───── Entries provided

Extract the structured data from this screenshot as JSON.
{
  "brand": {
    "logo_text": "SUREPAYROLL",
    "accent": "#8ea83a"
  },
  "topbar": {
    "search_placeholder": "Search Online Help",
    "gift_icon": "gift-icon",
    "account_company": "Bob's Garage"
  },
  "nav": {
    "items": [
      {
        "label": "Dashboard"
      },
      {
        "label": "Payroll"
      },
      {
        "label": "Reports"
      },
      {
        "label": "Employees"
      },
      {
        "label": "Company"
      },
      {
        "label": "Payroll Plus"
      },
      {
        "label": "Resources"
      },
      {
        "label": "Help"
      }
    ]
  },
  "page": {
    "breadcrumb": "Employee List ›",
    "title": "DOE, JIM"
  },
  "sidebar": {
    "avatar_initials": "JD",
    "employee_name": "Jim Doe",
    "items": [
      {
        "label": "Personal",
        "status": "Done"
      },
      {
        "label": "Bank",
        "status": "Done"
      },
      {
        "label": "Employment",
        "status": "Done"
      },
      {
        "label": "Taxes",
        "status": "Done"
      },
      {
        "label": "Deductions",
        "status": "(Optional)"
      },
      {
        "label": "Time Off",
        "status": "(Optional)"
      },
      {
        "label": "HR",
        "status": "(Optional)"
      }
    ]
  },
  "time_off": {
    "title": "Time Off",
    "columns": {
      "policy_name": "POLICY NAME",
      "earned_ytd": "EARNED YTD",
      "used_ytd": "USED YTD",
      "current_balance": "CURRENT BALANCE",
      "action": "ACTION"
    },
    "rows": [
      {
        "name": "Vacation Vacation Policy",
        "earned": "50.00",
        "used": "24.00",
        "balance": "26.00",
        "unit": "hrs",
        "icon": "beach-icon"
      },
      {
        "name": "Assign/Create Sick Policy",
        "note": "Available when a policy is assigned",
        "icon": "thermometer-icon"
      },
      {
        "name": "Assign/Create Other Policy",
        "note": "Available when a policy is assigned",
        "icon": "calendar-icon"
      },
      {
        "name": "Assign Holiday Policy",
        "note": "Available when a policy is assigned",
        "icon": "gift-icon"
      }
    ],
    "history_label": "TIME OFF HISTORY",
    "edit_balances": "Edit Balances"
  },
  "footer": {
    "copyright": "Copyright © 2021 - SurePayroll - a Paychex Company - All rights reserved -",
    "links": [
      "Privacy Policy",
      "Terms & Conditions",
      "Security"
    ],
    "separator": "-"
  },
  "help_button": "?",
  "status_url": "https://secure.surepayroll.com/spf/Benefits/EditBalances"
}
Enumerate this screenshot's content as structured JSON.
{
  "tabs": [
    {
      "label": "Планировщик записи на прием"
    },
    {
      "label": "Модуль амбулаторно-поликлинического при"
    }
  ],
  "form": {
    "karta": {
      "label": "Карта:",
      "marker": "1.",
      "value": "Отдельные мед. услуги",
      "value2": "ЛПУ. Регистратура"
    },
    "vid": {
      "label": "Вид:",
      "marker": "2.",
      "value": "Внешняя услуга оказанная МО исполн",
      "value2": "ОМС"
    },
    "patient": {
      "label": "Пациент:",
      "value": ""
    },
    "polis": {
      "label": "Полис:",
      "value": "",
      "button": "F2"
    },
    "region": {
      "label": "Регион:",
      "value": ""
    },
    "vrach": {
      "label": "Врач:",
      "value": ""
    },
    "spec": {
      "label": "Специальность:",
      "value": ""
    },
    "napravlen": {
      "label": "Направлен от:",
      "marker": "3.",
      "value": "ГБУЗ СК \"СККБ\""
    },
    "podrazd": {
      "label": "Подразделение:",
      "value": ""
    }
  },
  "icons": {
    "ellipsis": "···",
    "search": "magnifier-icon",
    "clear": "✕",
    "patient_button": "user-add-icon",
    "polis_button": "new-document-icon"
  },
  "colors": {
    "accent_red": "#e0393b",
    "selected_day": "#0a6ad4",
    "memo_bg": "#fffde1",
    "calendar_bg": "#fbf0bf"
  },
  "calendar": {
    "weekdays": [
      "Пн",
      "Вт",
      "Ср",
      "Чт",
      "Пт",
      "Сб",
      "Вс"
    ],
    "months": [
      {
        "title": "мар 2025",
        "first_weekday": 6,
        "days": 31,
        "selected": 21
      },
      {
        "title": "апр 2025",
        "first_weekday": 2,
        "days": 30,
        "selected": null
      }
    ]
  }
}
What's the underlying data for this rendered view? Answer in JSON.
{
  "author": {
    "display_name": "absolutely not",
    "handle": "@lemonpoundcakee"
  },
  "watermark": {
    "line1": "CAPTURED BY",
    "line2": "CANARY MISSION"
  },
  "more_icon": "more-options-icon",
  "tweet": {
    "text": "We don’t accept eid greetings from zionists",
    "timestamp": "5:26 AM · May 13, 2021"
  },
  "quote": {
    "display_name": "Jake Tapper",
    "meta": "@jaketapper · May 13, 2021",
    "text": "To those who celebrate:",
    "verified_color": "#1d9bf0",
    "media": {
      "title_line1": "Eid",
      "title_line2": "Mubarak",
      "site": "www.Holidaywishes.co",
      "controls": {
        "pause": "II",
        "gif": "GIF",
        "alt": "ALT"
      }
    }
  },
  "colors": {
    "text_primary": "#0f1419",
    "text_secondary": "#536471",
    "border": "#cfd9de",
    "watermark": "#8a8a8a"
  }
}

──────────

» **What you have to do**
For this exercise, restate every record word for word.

» **Answer box**
Extract the structured data from this screenshot as JSON.
{
  "brand": {
    "logo_text": "SUREPAYROLL",
    "accent": "#8ea83a"
  },
  "topbar": {
    "search_placeholder": "Search Online Help",
    "gift_icon": "gift-icon",
    "account_company": "Bob's Garage"
  },
  "nav": {
    "items": [
      {
        "label": "Dashboard"
      },
      {
        "label": "Payroll"
      },
      {
        "label": "Reports"
      },
      {
        "label": "Employees"
      },
      {
        "label": "Company"
      },
      {
        "label": "Payroll Plus"
      },
      {
        "label": "Resources"
      },
      {
        "label": "Help"
      }
    ]
  },
  "page": {
    "breadcrumb": "Employee List ›",
    "title": "DOE, JIM"
  },
  "sidebar": {
    "avatar_initials": "JD",
    "employee_name": "Jim Doe",
    "items": [
      {
        "label": "Personal",
        "status": "Done"
      },
      {
        "label": "Bank",
        "status": "Done"
      },
      {
        "label": "Employment",
        "status": "Done"
      },
      {
        "label": "Taxes",
        "status": "Done"
      },
      {
        "label": "Deductions",
        "status": "(Optional)"
      },
      {
        "label": "Time Off",
        "status": "(Optional)"
      },
      {
        "label": "HR",
        "status": "(Optional)"
      }
    ]
  },
  "time_off": {
    "title": "Time Off",
    "columns": {
      "policy_name": "POLICY NAME",
      "earned_ytd": "EARNED YTD",
      "used_ytd": "USED YTD",
      "current_balance": "CURRENT BALANCE",
      "action": "ACTION"
    },
    "rows": [
      {
        "name": "Vacation Vacation Policy",
        "earned": "50.00",
        "used": "24.00",
        "balance": "26.00",
        "unit": "hrs",
        "icon": "beach-icon"
      },
      {
        "name": "Assign/Create Sick Policy",
        "note": "Available when a policy is assigned",
        "icon": "thermometer-icon"
      },
      {
        "name": "Assign/Create Other Policy",
        "note": "Available when a policy is assigned",
        "icon": "calendar-icon"
      },
      {
        "name": "Assign Holiday Policy",
        "note": "Available when a policy is assigned",
        "icon": "gift-icon"
      }
    ],
    "history_label": "TIME OFF HISTORY",
    "edit_balances": "Edit Balances"
  },
  "footer": {
    "copyright": "Copyright © 2021 - SurePayroll - a Paychex Company - All rights reserved -",
    "links": [
      "Privacy Policy",
      "Terms & Conditions",
      "Security"
    ],
    "separator": "-"
  },
  "help_button": "?",
  "status_url": "https://secure.surepayroll.com/spf/Benefits/EditBalances"
}
Enumerate this screenshot's content as structured JSON.
{
  "tabs": [
    {
      "label": "Планировщик записи на прием"
    },
    {
      "label": "Модуль амбулаторно-поликлинического при"
    }
  ],
  "form": {
    "karta": {
      "label": "Карта:",
      "marker": "1.",
      "value": "Отдельные мед. услуги",
      "value2": "ЛПУ. Регистратура"
    },
    "vid": {
      "label": "Вид:",
      "marker": "2.",
      "value": "Внешняя услуга оказанная МО исполн",
      "value2": "ОМС"
    },
    "patient": {
      "label": "Пациент:",
      "value": ""
    },
    "polis": {
      "label": "Полис:",
      "value": "",
      "button": "F2"
    },
    "region": {
      "label": "Регион:",
      "value": ""
    },
    "vrach": {
      "label": "Врач:",
      "value": ""
    },
    "spec": {
      "label": "Специальность:",
      "value": ""
    },
    "napravlen": {
      "label": "Направлен от:",
      "marker": "3.",
      "value": "ГБУЗ СК \"СККБ\""
    },
    "podrazd": {
      "label": "Подразделение:",
      "value": ""
    }
  },
  "icons": {
    "ellipsis": "···",
    "search": "magnifier-icon",
    "clear": "✕",
    "patient_button": "user-add-icon",
    "polis_button": "new-document-icon"
  },
  "colors": {
    "accent_red": "#e0393b",
    "selected_day": "#0a6ad4",
    "memo_bg": "#fffde1",
    "calendar_bg": "#fbf0bf"
  },
  "calendar": {
    "weekdays": [
      "Пн",
      "Вт",
      "Ср",
      "Чт",
      "Пт",
      "Сб",
      "Вс"
    ],
    "months": [
      {
        "title": "мар 2025",
        "first_weekday": 6,
        "days": 31,
        "selected": 21
      },
      {
        "title": "апр 2025",
        "first_weekday": 2,
        "days": 30,
        "selected": null
      }
    ]
  }
}
What's the underlying data for this rendered view? Answer in JSON.
{
  "author": {
    "display_name": "absolutely not",
    "handle": "@lemonpoundcakee"
  },
  "watermark": {
    "line1": "CAPTURED BY",
    "line2": "CANARY MISSION"
  },
  "more_icon": "more-options-icon",
  "tweet": {
    "text": "We don’t accept eid greetings from zionists",
    "timestamp": "5:26 AM · May 13, 2021"
  },
  "quote": {
    "display_name": "Jake Tapper",
    "meta": "@jaketapper · May 13, 2021",
    "text": "To those who celebrate:",
    "verified_color": "#1d9bf0",
    "media": {
      "title_line1": "Eid",
      "title_line2": "Mubarak",
      "site": "www.Holidaywishes.co",
      "controls": {
        "pause": "II",
        "gif": "GIF",
        "alt": "ALT"
      }
    }
  },
  "colors": {
    "text_primary": "#0f1419",
    "text_secondary": "#536471",
    "border": "#cfd9de",
    "watermark": "#8a8a8a"
  }
}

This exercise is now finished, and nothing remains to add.